Description of the task: Show every line in the entries below where the word "green" appears.

Supplied data:
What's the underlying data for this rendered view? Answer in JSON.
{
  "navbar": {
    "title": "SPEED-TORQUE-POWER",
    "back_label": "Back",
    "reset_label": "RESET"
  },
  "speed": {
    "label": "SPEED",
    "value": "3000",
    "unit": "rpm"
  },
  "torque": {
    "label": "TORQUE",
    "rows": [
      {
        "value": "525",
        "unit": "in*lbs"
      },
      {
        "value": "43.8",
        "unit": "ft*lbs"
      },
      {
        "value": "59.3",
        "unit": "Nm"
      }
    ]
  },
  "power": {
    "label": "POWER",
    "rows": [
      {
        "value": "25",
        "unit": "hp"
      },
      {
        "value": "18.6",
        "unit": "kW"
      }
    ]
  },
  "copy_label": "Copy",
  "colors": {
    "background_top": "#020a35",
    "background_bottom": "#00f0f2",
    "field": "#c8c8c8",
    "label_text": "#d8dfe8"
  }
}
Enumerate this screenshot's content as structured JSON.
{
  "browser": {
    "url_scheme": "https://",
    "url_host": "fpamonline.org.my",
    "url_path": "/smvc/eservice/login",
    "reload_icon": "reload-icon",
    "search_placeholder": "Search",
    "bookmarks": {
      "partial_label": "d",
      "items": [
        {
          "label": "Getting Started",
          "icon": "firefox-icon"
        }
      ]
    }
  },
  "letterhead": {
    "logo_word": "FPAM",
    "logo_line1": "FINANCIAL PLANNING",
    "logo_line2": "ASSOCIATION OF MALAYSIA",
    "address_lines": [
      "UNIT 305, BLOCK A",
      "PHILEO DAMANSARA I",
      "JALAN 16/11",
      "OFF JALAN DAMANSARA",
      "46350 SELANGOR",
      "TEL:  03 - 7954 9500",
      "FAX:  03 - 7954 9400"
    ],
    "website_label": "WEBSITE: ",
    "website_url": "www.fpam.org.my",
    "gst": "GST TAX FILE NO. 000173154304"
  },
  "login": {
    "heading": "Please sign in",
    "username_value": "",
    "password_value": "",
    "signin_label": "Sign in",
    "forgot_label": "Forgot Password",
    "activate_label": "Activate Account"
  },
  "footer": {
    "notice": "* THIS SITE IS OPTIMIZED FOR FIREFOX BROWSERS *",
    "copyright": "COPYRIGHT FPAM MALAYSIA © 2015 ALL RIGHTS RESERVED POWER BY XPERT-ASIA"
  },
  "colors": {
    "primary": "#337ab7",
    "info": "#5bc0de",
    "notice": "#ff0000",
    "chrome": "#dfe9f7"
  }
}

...

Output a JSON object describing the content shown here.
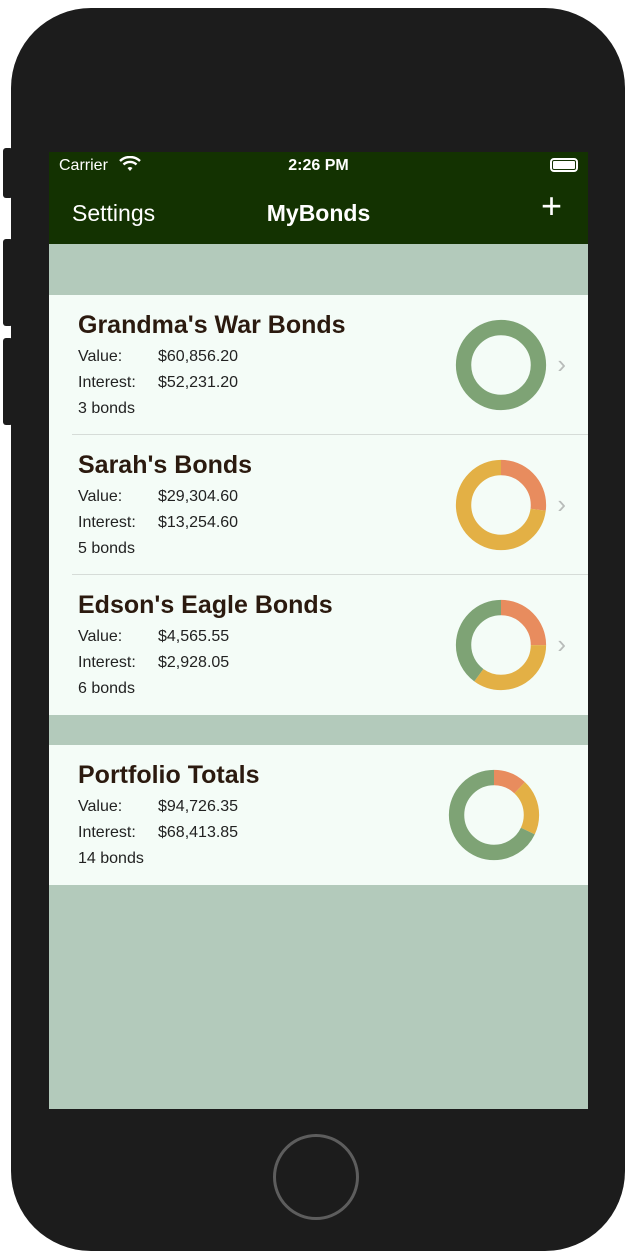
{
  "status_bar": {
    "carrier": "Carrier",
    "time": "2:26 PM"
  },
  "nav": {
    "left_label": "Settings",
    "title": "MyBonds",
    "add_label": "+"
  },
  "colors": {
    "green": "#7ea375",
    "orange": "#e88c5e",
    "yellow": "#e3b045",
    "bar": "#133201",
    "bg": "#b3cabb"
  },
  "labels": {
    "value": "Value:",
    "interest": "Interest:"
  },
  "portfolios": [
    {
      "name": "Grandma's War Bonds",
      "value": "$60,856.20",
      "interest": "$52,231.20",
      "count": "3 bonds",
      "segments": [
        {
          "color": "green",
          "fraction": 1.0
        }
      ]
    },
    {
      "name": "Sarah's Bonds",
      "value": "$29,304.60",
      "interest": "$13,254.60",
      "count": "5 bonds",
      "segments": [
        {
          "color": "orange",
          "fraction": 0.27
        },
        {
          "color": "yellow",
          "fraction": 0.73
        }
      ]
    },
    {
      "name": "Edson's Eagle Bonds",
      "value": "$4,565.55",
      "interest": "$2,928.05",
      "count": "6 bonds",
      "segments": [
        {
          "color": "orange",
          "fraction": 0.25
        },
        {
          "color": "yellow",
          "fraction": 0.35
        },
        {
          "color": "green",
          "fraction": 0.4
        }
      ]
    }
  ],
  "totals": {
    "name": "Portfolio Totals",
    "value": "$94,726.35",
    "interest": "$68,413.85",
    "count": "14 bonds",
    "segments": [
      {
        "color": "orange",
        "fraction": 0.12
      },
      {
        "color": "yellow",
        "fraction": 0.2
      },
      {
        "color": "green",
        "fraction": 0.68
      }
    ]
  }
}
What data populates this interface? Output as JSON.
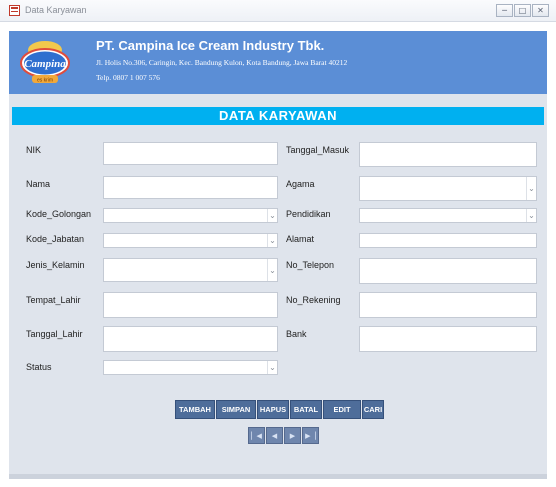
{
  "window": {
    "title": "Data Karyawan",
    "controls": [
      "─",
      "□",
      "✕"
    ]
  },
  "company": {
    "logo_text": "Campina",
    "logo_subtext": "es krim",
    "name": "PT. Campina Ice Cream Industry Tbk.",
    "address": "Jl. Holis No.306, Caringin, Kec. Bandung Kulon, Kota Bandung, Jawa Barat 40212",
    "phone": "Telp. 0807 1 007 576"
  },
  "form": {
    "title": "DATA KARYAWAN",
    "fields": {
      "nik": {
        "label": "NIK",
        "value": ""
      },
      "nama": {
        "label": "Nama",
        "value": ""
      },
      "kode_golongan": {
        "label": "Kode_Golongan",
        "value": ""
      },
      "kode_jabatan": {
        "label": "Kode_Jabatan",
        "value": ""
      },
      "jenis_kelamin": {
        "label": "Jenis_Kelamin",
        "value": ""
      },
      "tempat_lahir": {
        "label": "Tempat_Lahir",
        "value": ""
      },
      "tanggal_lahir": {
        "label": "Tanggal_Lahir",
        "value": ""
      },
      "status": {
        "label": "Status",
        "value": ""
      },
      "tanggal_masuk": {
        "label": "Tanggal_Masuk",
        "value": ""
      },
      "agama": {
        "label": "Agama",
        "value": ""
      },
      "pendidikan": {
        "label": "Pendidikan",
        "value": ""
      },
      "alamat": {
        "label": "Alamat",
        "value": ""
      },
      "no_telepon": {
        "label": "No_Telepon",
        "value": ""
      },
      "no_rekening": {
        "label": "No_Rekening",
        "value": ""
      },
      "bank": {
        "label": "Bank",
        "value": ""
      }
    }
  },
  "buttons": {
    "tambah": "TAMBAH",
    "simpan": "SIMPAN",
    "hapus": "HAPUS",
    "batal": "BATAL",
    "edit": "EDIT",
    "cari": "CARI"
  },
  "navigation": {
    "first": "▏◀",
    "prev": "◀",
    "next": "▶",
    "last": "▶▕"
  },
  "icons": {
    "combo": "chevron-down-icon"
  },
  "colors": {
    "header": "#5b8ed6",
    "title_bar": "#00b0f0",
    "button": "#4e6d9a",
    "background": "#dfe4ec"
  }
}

Response to this task:
    "green": "#7ea375",
          "color": "green",
          "color": "green",
        "color": "green",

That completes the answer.